== How to complete this task ==
Copy, from the material below, every line in which the word "Додати" can be found.

== Supplied material ==
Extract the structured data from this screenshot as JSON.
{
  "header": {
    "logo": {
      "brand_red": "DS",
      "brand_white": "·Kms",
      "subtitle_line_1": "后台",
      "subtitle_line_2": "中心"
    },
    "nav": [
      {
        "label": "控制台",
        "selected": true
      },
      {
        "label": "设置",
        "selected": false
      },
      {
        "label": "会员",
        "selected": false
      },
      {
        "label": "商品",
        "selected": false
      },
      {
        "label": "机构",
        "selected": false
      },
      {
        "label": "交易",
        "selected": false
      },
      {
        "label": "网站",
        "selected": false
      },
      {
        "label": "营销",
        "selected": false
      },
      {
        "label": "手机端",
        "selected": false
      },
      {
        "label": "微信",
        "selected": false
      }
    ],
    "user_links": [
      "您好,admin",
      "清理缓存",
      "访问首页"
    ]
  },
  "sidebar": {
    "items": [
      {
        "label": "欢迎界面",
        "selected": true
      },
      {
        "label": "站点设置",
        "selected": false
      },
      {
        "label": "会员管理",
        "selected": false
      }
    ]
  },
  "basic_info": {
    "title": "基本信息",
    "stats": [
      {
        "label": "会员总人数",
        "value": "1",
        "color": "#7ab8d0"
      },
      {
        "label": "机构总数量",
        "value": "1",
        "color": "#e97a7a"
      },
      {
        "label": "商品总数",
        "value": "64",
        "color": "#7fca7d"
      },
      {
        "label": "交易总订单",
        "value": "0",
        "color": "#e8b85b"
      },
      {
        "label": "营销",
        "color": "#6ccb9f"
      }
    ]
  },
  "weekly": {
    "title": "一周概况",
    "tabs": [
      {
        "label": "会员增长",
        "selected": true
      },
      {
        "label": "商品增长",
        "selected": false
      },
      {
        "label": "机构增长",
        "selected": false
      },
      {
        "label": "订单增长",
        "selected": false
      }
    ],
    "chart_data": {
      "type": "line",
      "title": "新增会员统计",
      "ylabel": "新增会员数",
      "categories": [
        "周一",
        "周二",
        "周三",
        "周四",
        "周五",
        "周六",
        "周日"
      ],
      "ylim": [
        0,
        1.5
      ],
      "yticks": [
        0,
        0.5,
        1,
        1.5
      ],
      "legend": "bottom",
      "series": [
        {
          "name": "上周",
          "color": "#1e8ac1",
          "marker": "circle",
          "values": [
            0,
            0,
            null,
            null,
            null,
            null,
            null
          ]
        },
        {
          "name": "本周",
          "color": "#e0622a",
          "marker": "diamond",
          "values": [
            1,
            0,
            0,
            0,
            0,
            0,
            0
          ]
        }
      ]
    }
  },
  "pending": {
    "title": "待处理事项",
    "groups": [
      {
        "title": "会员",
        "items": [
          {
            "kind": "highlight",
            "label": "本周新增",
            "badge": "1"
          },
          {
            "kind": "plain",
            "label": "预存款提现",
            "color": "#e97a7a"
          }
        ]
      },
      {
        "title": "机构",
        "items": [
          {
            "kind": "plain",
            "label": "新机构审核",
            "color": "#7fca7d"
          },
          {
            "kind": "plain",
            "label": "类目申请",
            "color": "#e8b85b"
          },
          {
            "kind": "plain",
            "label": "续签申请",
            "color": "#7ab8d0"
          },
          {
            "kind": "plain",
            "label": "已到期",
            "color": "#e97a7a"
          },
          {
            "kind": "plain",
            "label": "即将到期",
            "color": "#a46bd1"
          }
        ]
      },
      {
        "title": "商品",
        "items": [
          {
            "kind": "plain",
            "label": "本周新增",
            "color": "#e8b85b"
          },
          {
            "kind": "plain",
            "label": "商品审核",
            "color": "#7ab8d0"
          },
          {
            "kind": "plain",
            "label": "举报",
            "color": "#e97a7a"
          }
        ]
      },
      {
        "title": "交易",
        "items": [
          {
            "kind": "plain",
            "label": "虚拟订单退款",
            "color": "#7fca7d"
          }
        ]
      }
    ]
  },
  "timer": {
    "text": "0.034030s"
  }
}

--

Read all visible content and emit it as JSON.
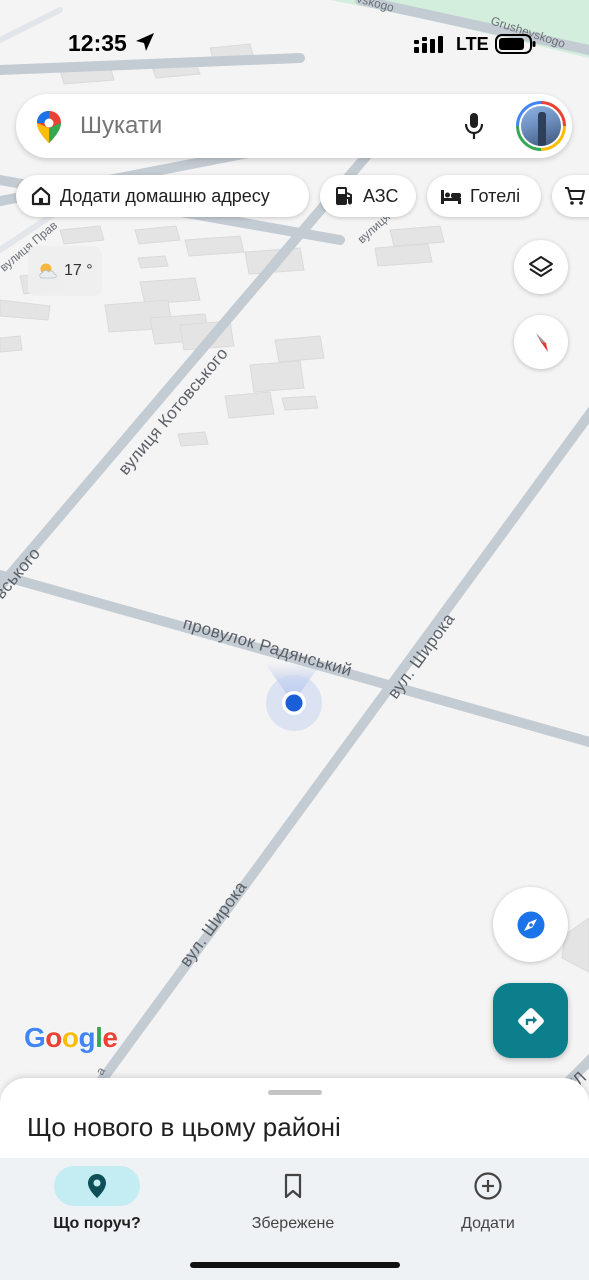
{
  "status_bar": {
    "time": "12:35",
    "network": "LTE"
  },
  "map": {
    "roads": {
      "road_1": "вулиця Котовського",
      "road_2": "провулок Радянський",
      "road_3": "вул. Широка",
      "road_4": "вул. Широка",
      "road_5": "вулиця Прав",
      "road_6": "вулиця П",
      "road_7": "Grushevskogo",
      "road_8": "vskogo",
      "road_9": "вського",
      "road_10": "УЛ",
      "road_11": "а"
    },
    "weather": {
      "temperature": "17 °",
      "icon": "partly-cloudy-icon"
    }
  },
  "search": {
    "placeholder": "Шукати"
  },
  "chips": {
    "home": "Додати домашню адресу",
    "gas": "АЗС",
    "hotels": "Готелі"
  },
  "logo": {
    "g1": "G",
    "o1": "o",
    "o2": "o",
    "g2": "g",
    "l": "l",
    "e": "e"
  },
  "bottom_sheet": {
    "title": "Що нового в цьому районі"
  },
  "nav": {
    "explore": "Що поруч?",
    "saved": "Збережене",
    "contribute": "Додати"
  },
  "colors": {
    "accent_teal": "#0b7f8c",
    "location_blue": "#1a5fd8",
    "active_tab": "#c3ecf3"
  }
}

== Output of the exercise ==
    "home": "Додати домашню адресу",
    "contribute": "Додати"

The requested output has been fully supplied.